A few people have been asking about a certain fight that happened this week. This isn't it! This is just a quick little something-something until that's written up (soon™).
Sometimes it's not the big fights or the big kills that make you smile the most.
Every now and again when we got a Wolf-Rayet static with a quiet chain, we'd take advantage of the system bonus and take out a fleet of Coercers and Catalysts backed up with Augorors to run a few sites. It something that a few of the newer guys to the corp had never tried, and given how refreshing we had found it compared to cap escalations, it was something we were eager to get them in on.

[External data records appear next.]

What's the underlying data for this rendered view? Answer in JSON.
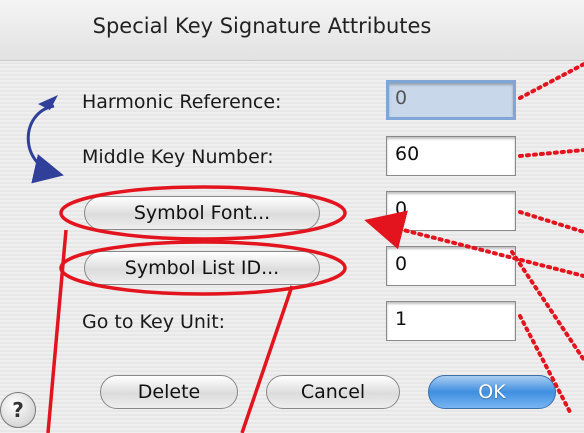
{
  "window": {
    "title": "Special Key Signature Attributes"
  },
  "fields": [
    {
      "label": "Harmonic Reference:",
      "value": "0"
    },
    {
      "label": "Middle Key Number:",
      "value": "60"
    },
    {
      "button": "Symbol Font...",
      "value": "0"
    },
    {
      "button": "Symbol List ID...",
      "value": "0"
    },
    {
      "label": "Go to Key Unit:",
      "value": "1"
    }
  ],
  "buttons": {
    "delete": "Delete",
    "cancel": "Cancel",
    "ok": "OK",
    "help": "?"
  },
  "colors": {
    "annotation": "#e3141e",
    "arrow": "#2f3f9a",
    "ok_blue": "#3f8fe0",
    "focus_blue": "#7fa6d6"
  }
}
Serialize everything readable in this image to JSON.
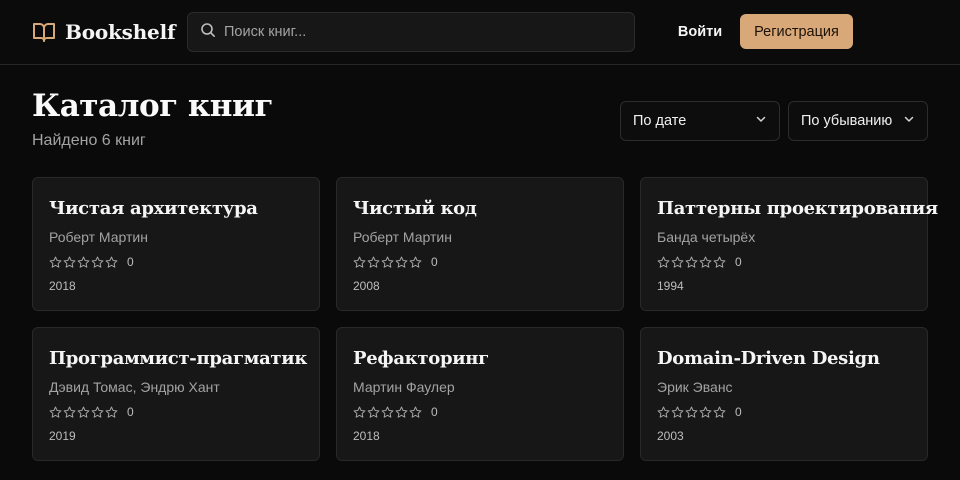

The static had some activity earlier in the evening, but it seemed all OEG Industrial's pilots seemed to be offline - something that was not unusual for a russian corp with low activity on the killboard at that time of night. Sherpa watched the connection while I set up an Eos in a safespot, while being acutely aware that the Eos cost more than our entire ratting fleet combined.

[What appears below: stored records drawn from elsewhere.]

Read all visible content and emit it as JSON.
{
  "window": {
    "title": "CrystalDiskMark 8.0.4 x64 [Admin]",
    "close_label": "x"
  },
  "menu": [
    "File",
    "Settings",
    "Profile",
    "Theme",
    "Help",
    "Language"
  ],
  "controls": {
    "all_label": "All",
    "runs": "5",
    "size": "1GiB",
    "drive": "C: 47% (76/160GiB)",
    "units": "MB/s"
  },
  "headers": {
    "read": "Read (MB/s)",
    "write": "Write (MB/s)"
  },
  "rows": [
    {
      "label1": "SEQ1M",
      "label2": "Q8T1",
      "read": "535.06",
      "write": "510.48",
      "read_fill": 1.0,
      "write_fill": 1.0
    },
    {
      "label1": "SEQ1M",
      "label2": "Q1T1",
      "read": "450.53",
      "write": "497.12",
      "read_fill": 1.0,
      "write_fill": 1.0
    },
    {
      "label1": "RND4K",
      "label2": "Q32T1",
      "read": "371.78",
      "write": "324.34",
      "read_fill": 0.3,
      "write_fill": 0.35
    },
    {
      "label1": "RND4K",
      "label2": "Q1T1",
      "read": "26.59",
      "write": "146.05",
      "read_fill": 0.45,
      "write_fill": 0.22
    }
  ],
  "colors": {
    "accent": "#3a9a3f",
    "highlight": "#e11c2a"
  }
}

It's no secret that the Wolf-Rayet bonus in C5's gives certain frigates and destroyers in the region of 1000dps and a low enough signature radius combined with resists decent enough to handle the incoming damage from a sleeper site with just a couple of Augorors. A single site will pay for the whole fleet with some change, but it's easy to lose the ships if you aren't careful with transversal and sig bloom from MWD. And as PvE in Eve goes, it's actually pretty fun.

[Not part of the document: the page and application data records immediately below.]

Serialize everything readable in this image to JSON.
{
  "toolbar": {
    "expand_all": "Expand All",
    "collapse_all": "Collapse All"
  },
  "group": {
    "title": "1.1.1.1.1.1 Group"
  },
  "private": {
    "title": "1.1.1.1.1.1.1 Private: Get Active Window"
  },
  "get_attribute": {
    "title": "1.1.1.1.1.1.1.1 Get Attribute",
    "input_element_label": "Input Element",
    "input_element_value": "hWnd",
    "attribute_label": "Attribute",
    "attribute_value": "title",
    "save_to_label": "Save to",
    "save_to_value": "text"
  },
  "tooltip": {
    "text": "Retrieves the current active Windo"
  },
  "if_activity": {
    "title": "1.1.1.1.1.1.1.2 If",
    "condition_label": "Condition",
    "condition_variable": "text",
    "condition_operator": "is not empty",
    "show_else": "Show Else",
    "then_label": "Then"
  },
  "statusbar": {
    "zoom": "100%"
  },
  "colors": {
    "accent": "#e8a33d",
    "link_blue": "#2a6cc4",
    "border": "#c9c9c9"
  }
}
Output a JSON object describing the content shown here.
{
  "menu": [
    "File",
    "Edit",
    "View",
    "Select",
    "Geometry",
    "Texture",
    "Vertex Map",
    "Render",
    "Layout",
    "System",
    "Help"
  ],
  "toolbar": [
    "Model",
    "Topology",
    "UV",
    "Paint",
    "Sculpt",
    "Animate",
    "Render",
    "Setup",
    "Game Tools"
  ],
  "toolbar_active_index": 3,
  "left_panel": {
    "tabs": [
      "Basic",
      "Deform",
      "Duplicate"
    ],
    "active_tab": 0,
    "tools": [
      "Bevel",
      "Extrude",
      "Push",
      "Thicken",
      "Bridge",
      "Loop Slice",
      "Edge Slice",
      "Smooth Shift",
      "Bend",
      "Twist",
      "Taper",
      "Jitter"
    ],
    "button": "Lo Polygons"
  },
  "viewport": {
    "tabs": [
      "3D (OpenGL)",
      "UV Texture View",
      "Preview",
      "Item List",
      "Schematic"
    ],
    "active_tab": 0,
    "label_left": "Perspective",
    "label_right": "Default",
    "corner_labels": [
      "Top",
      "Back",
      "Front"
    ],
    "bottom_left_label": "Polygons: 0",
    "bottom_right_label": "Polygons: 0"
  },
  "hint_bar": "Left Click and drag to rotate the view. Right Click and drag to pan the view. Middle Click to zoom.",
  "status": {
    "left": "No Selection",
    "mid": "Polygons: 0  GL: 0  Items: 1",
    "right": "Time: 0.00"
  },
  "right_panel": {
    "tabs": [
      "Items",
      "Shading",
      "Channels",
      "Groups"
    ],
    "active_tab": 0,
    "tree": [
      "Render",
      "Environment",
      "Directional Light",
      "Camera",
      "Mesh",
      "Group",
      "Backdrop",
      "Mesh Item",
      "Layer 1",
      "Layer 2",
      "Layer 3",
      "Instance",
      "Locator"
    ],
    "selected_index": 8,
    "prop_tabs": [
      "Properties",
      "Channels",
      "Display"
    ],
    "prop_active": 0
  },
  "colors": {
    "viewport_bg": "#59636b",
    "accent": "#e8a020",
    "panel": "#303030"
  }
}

After a couple of sites, we'd brought in a Noctis to clean up after us. That was when I noticed a Loki appear briefly on Dscan. Odi said the tag was something he'd seen on the ships before the Russians logged off. If they were logging back in, I doubted they'd take kindly to us running their sites. Despite how the Destroyers performed versus the sleepers, the small amount of armour hitpoints didn't make them viable for a sustained battle against a balanced fleet. The raw dps a group of them ought to be enough to deter solo gankers, however the concern was for the Noctis.
We sent the Noctis home as soon as the combat probes appeared on Dscan. With no new signatures and nothing having jumped past Sherpa, it had to be the locals. And it has to be said, they were crap at scanning. Eventually, we caught the probes on close range Dscan to our fleet. A few minutes passed, while they must have been getting eyes on field and perhaps a warp in, but suddenly the probes moved and started to home in on the Eos.
If I'm flying the Eos, it usually means I'm dual-boxing, so I tend not to put a point on it. The midslots I interchange for various types of EWAR. On this occasion, it was still fitted with sensor dampeners. Just as I was lamenting this choice, a Proteus landed on grid and started to lock up the Eos, perhaps expected a helpless offgrid boosting ship. Oops! I couldn't have been happier that he'd gone for the Eos over anything else. I returned the lock, setting drones on the aggressor. What was worse for the Proteus pilot was that I fit my Eos with neuts in the spare high slots, so it would only be a matter of time until he was dead in the water. The only problem was that he could still warp out.